or unwrapped multiline string literal:
title: | A very long string that goes on and on. You can even have blank lines, but be sure to maintain indentation.
If you like, you can use a CSV file instead of YAML for your data source.
Just give it the extension
index.yaml, you'd have:
data: events: from events.csv order by date desc
This can be handy if you're using existing data, because spreadsheets and databases can easily be dumped to CSV. In the case of a SQL database, you can use a query like this to get the CSV:
SELECT * INTO OUTFILE 'result.csv' FIELDS TERMINATED BY ',' OPTIONALLY ENCLOSED BY '"' LINES TERMINATED BY '\n' FROM my_table;
Markdown allows raw HTML to be used, so you can embed HTML in templates.
Pandoc's extended markdown is different from standard markdown in that
it parses text within HTML block elements as markdown. So, for example,
you can include a section in
<div> tags, or use raw
tags instead of markdown formatting.
Layout files are also string templates, but they are not treated as
markdown by default. They should use a double extension to indicate
the format.

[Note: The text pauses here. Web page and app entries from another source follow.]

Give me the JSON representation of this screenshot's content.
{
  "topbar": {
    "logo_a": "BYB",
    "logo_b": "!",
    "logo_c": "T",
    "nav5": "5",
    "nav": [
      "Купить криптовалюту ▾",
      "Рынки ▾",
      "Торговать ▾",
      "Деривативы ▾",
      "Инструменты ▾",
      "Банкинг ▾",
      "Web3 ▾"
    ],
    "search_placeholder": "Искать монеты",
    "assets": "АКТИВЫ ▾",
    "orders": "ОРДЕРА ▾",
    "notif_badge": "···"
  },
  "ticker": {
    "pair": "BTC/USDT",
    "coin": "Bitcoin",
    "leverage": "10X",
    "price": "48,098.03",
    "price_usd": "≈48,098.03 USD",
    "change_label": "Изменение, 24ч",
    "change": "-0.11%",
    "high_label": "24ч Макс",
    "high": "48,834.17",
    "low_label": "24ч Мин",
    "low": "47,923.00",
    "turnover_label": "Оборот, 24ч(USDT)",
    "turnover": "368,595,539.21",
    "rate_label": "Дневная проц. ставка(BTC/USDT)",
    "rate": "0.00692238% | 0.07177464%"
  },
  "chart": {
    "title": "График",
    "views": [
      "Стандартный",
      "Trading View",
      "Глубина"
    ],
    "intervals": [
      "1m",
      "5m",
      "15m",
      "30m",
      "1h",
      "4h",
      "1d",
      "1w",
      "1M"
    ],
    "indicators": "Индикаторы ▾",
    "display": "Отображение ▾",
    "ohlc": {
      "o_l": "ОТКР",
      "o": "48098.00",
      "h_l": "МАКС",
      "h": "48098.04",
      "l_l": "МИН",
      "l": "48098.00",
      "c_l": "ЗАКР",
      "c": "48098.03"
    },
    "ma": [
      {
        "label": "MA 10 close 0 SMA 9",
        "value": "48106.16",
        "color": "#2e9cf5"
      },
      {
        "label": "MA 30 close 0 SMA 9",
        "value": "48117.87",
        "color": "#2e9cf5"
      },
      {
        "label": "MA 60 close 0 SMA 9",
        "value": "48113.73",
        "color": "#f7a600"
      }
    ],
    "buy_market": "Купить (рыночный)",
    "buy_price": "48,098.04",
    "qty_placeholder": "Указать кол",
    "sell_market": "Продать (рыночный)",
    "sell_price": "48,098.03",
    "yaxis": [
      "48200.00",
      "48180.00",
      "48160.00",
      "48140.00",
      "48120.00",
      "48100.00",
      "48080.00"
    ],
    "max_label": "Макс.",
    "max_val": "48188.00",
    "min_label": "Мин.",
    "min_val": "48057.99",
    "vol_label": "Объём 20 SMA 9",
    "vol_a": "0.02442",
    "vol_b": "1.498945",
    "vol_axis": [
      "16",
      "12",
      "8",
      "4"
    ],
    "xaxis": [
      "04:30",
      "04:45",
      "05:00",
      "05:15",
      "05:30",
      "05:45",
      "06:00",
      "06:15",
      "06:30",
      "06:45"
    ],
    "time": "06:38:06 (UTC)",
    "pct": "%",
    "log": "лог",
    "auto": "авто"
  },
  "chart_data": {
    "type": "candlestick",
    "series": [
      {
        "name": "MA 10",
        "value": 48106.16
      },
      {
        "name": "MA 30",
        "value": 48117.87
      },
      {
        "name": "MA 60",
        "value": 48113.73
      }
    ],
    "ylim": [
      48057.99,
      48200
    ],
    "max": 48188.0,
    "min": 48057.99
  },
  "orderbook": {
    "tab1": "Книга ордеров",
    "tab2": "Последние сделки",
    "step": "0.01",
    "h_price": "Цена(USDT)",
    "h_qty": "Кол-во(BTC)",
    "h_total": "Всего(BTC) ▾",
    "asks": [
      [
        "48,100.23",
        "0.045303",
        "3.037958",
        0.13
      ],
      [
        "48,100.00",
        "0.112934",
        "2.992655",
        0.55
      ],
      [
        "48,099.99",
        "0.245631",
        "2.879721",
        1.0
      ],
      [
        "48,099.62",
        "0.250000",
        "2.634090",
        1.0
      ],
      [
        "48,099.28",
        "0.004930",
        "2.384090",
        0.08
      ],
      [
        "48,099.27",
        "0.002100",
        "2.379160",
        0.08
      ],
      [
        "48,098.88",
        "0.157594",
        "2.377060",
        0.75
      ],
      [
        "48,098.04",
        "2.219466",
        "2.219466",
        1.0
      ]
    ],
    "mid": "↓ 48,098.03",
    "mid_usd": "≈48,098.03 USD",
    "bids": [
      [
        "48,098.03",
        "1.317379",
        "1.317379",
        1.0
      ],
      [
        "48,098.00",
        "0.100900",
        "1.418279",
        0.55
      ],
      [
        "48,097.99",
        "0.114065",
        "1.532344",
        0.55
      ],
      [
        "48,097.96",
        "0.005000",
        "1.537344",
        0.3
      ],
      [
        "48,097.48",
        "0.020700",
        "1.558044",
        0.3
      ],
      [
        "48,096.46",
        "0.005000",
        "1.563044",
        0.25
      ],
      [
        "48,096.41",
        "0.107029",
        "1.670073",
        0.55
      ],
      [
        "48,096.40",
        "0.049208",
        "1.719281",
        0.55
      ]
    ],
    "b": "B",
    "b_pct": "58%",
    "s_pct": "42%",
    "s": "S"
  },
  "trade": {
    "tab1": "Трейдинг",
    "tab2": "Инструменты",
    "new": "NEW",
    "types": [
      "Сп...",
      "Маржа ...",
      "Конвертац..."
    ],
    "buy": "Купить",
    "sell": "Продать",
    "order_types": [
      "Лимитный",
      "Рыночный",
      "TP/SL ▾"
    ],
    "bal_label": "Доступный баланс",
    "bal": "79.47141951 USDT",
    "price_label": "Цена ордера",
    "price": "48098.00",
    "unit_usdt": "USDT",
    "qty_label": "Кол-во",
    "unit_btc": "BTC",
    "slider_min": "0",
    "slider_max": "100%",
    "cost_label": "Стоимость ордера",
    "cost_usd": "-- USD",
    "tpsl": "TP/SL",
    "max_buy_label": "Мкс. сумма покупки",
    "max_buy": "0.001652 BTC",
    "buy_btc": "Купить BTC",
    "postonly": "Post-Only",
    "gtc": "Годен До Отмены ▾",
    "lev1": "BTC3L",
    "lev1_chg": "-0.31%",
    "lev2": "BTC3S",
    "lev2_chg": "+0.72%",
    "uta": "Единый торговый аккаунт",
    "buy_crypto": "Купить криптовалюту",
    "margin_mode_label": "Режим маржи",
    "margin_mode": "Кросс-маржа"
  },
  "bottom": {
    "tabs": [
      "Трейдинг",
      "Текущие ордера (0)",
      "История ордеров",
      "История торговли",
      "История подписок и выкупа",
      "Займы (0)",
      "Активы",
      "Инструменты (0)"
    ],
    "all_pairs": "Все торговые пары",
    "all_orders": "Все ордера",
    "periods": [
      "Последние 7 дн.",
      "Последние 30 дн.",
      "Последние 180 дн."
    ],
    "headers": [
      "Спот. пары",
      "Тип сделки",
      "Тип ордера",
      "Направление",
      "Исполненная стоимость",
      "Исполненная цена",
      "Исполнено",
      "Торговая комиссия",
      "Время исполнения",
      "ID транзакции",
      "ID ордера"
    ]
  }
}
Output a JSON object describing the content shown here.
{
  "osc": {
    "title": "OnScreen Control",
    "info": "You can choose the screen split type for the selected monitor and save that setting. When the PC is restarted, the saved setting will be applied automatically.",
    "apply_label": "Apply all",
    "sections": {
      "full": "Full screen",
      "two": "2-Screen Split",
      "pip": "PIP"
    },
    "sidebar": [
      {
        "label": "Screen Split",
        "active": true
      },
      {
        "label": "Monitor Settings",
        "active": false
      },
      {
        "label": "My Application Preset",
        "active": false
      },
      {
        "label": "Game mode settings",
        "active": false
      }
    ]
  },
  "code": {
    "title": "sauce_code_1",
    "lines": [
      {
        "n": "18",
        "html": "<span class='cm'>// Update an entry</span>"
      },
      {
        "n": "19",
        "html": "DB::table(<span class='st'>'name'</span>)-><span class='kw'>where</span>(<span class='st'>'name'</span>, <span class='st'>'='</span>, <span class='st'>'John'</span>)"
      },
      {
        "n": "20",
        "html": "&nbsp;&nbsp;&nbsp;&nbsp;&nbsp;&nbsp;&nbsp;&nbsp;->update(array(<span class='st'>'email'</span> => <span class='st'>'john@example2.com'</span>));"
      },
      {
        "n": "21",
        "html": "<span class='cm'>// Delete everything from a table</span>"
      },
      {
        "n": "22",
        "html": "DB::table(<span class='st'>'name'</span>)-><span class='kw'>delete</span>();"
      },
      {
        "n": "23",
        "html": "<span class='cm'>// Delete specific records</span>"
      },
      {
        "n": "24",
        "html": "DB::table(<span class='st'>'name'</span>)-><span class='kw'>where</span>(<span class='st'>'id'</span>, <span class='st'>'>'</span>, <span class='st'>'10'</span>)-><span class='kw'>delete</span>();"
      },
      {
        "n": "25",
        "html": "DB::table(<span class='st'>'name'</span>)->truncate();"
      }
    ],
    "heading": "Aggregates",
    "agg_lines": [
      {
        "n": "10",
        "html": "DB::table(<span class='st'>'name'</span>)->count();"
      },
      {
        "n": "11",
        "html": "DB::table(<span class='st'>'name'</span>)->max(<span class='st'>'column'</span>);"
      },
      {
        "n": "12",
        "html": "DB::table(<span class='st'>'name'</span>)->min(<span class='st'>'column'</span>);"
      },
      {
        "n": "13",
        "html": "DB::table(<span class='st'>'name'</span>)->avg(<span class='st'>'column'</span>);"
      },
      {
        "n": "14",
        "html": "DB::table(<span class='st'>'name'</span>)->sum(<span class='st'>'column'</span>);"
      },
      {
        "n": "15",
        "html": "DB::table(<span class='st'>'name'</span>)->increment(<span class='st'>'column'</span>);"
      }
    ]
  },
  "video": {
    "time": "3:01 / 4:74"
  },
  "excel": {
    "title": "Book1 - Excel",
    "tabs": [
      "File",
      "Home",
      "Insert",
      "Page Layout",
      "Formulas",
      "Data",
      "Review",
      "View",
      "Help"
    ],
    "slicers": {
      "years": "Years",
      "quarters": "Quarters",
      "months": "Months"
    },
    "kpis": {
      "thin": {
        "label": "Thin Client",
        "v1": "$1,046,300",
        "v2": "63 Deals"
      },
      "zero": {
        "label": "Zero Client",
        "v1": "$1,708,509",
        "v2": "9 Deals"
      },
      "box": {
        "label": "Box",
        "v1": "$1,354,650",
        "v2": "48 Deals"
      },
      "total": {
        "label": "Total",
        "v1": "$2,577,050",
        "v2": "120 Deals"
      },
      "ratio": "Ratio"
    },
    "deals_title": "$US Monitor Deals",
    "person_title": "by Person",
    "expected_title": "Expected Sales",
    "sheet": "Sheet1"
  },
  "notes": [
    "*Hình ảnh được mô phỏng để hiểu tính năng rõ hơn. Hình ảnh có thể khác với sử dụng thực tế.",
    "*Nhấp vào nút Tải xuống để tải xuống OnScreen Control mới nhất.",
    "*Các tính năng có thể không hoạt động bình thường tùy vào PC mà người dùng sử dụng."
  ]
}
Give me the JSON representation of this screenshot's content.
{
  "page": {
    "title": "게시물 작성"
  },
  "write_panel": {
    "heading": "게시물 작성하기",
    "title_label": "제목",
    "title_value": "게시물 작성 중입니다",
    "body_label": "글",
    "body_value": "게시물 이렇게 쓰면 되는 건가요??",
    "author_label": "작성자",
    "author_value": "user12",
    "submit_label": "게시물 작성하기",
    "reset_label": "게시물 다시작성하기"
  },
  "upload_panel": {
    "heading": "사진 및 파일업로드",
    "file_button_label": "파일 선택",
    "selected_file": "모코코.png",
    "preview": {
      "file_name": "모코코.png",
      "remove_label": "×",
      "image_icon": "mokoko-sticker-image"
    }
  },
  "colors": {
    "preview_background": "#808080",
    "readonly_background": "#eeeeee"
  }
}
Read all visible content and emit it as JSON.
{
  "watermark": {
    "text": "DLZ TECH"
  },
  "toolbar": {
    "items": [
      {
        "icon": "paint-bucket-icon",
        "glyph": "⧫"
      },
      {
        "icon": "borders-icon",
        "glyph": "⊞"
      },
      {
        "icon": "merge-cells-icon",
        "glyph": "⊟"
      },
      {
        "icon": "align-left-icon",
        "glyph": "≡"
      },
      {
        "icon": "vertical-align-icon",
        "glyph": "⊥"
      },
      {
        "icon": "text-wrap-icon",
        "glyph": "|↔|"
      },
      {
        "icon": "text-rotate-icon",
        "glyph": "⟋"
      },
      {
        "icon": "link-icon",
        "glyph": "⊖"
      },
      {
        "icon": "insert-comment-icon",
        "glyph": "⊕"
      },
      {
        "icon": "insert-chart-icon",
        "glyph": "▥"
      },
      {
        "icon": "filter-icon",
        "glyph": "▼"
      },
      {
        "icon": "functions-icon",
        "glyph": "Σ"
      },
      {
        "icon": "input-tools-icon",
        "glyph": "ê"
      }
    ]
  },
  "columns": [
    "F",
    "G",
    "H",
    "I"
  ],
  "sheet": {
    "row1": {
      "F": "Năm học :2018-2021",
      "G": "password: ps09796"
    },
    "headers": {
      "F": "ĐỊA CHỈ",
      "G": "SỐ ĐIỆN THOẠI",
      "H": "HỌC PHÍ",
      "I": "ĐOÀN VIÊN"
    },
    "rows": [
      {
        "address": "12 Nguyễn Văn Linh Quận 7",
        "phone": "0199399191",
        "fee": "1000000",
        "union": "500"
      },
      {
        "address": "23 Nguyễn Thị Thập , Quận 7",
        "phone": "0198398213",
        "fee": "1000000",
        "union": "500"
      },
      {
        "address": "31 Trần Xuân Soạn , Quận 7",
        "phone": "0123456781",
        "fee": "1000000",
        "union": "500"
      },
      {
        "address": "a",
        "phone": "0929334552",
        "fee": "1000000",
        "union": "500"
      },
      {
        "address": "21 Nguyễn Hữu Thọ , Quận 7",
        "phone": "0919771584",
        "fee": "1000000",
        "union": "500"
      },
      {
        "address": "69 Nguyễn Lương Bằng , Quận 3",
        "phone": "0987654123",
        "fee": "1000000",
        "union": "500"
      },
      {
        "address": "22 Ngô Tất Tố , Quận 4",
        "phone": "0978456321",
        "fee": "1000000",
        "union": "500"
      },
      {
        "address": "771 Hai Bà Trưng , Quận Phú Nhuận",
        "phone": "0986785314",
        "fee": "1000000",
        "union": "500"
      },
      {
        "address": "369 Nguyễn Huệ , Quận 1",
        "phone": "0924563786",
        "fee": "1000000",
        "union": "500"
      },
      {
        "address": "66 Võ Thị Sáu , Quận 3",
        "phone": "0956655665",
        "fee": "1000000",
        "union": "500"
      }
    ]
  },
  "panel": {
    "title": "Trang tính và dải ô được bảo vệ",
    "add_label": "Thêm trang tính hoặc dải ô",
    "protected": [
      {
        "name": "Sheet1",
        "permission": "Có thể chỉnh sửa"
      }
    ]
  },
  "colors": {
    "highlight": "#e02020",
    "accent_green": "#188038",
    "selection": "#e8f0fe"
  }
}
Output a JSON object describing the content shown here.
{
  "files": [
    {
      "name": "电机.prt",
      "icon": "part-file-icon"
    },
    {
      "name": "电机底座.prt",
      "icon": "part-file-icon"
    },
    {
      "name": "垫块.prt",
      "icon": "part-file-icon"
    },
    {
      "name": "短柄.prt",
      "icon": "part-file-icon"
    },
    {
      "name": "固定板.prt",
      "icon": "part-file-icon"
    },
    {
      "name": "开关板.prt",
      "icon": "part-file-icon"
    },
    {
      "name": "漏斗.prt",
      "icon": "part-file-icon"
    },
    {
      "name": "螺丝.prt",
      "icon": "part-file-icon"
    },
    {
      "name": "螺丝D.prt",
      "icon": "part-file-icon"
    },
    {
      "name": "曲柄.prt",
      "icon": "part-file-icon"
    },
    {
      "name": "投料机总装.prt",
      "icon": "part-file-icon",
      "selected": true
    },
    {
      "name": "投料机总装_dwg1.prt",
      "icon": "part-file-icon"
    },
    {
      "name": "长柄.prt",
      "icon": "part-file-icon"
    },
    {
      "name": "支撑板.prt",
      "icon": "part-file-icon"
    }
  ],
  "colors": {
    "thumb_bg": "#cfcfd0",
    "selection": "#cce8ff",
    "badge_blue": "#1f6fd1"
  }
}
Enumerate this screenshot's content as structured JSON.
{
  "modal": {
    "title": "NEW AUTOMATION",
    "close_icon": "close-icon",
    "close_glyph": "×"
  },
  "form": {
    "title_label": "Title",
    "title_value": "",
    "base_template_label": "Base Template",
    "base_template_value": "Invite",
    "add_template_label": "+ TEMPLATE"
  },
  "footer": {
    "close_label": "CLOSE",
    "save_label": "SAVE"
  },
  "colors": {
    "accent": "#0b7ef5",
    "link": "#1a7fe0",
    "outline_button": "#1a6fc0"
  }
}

So, for example, an HTML layout could be
and a LaTeX layout could be
yst will convert the
page contents appropriately for the format of the layout template.
Here are the supported formats and extensions:
- Groff man:
- Rich text format:
- OpenDocument XML:
- Plain text (markdown):
The demo site shows how you can use
yst to produce a LaTeX document
from the same data sources you use to produce HTML pages.
The following stringtemplate attributes are defined when layouts are rendered:
$contents$: the result of rendering the page and converting to the layout's format
$nav$: an HTML navigation menu created from
$gendate$: the date the page was generated
$sitetitle$: the site title from
$pagetitle$: the page title as defined in
$root$: the path to the website's root, relative to the page being rendered. So, for example, if we are rendering
$root$will have the value
$root$in front of relative URLs in your layout file, so that the links aren't broken on pages in subdirectories.
If you use only relative URLs in your site, you can preview it by
opening any of the HTML files in site in your web browser. If you use
absolute links, this won't work, but you can use Jinjing Wang's simple
static web server
cabal update cabal install maid
To use maid to preview your site, just change to the site directory and
cd site maid
The site will appear at http://localhost:3000. If you want to serve it
at another port, just pass the port number as an argument to
yst's source code lives on github at http://github.com/jgm/yst/tree/master. You can clone the repository with
To install the development code once you've checked it out, just do
(But please stick to the released version if you don't like things to break unexpectedly!)
If you find a bug, please report it using the issue tracker on yst's github page.